What do you need to be a good concierge?
To know my city, to know my place of work, to have a vocation, and to passionate about interacting and sharing with people. A concierge should turn every problem into an opportunity. I’ve had to cater to certain guests who simply aren’t interested in churches or museums. They’ve said: “I want to live how you live. Where do we go?”
So I sent them to eat hornado (roast pork) at the Iñaquito market, corvinas (sea bass) in Santa Clara, and tripas (intestines) in La Floresta. And you know what? They came back ecstatic, saying, “This is exactly what we wanted!” Not all the best Quito hotels can organise an everyday Quito experience at the drop of a hat like that. That’s why we take pride in being able to help our guests experience the city the way they want to.
When our guests arrive at our Quito hotel, I take them up to the roof and point out all the best iconic buildings. Casa Gangotena is surrounded by 10 churches! I personally love La Compañía and tell guests they have to go and visit it. I always have a map ready. And if they arrive at night, the panorama changes entirely, with the Old Town completely illuminated and glowing. If it’s daytime and the weather is on our side, we can even see Cayambe Volcano situated faraway to the northeast – the only snow-capped peak in the world that sits right on the equator!

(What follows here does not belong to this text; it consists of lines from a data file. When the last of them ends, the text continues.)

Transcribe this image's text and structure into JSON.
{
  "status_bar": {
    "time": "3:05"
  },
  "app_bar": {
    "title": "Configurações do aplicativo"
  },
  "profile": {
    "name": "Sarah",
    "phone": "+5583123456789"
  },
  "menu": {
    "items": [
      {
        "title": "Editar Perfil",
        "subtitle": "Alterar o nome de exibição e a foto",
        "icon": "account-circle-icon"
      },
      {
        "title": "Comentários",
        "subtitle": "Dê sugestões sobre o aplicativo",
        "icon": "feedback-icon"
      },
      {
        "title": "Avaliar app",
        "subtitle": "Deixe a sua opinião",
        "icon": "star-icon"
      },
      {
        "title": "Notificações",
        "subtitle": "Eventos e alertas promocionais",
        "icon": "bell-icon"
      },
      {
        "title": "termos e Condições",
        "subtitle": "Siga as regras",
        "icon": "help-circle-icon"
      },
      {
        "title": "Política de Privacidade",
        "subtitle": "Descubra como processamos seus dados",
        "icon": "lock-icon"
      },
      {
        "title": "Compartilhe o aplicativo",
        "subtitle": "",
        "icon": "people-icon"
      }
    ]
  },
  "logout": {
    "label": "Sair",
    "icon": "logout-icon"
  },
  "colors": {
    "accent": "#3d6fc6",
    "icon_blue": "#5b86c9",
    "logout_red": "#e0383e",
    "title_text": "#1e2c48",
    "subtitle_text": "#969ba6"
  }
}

What is the strangest request you’ve had from a guest?
In another job, a guest wanted to go to Cuenca, but they didn’t want to travel by land. So I found them a helicopter – at the price of US$18,000 and they agreed! After adding the tax and sending the luggage by land the price came out to around US$30,000.